- [WORK TO COMPLETE]: Those lines of the records that contain "value" are to be located and copied.

- [DATA FOR PROCESSING]:
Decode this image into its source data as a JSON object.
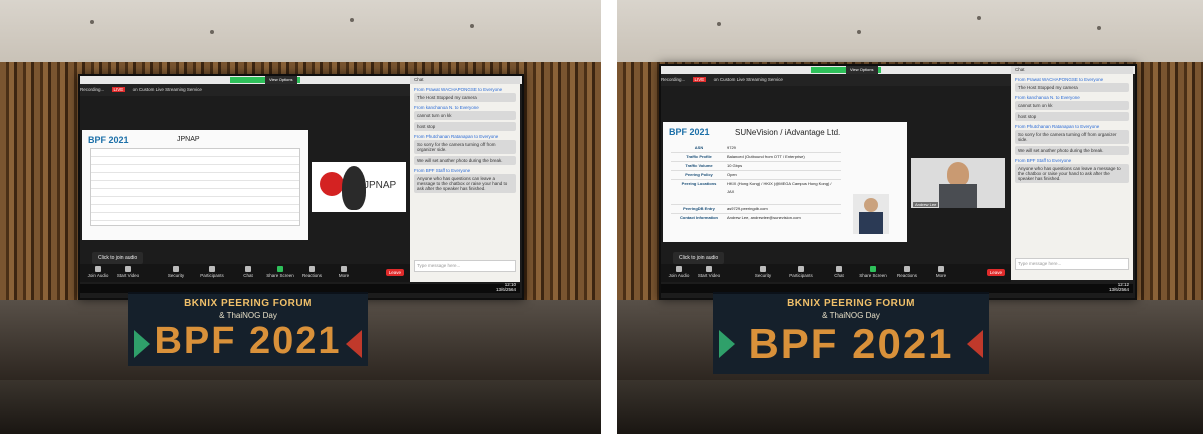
{
  "photos": [
    {
      "zoom": {
        "view_options": "View Options",
        "recording": "Recording...",
        "live": "LIVE",
        "streaming": "on Custom Live Streaming Service",
        "view": "View",
        "chat_title": "Chat"
      },
      "slide": {
        "logo": "BPF 2021",
        "title": "JPNAP",
        "brand": "JPNAP"
      },
      "chat": [
        {
          "from": "From Prawat WACHAPONGSE to Everyone",
          "text": "The Host Stopped my camera"
        },
        {
          "from": "From kanchanoa N. to Everyone",
          "text": "cannot turn on kk"
        },
        {
          "from": "",
          "text": "host stop"
        },
        {
          "from": "From Phutchanan Ratanapan to Everyone",
          "text": "So sorry for the camera turning off from organizer side."
        },
        {
          "from": "",
          "text": "We will set another photo during the break."
        },
        {
          "from": "From BPF Staff to Everyone",
          "text": "Anyone who has questions can leave a message to the chatbox or raise your hand to ask after the speaker has finished."
        }
      ],
      "chat_input": "Type message here...",
      "join_audio": "Click to join audio",
      "toolbar": [
        "Join Audio",
        "Start Video",
        "Security",
        "Participants",
        "Chat",
        "Share Screen",
        "Reactions",
        "More"
      ],
      "leave": "Leave",
      "clock": "12:10",
      "date": "13/6/2564",
      "banner": {
        "line1": "BKNIX PEERING FORUM",
        "line2": "& ThaiNOG Day",
        "line3": "BPF 2021"
      }
    },
    {
      "zoom": {
        "view_options": "View Options",
        "recording": "Recording...",
        "live": "LIVE",
        "streaming": "on Custom Live Streaming Service",
        "view": "View",
        "chat_title": "Chat"
      },
      "slide": {
        "logo": "BPF 2021",
        "title": "SUNeVision / iAdvantage Ltd.",
        "rows": [
          {
            "label": "ASN",
            "value": "9729"
          },
          {
            "label": "Traffic Profile",
            "value": "Balanced (Outbound from OTT / Enterprise)"
          },
          {
            "label": "Traffic Volume",
            "value": "10 Gbps"
          },
          {
            "label": "Peering Policy",
            "value": "Open"
          },
          {
            "label": "Peering Locations",
            "value": "HKIX (Hong Kong) / HKIX (@MEGA Campus Hong Kong) / JAX"
          },
          {
            "label": "PeeringDB Entry",
            "value": "as9729.peeringdb.com"
          },
          {
            "label": "Contact Information",
            "value": "Andrew Lee, andrewlee@sunevision.com"
          }
        ]
      },
      "chat": [
        {
          "from": "From Prawat WACHAPONGSE to Everyone",
          "text": "The Host Stopped my camera"
        },
        {
          "from": "From kanchanoa N. to Everyone",
          "text": "cannot turn on kk"
        },
        {
          "from": "",
          "text": "host stop"
        },
        {
          "from": "From Phutchanan Ratanapan to Everyone",
          "text": "So sorry for the camera turning off from organizer side."
        },
        {
          "from": "",
          "text": "We will set another photo during the break."
        },
        {
          "from": "From BPF Staff to Everyone",
          "text": "Anyone who has questions can leave a message to the chatbox or raise your hand to ask after the speaker has finished."
        }
      ],
      "chat_input": "Type message here...",
      "join_audio": "Click to join audio",
      "toolbar": [
        "Join Audio",
        "Start Video",
        "Security",
        "Participants",
        "Chat",
        "Share Screen",
        "Reactions",
        "More"
      ],
      "leave": "Leave",
      "clock": "12:12",
      "date": "13/6/2564",
      "speaker_tag": "Andrew Lee",
      "banner": {
        "line1": "BKNIX PEERING FORUM",
        "line2": "& ThaiNOG Day",
        "line3": "BPF 2021"
      }
    }
  ]
}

- [FINAL ANSWER]:
            "value": "9729"
            "value": "Balanced (Outbound from OTT / Enterprise)"
            "value": "10 Gbps"
            "value": "Open"
            "value": "HKIX (Hong Kong) / HKIX (@MEGA Campus Hong Kong) / JAX"
            "value": "as9729.peeringdb.com"
            "value": "Andrew Lee, andrewlee@sunevision.com"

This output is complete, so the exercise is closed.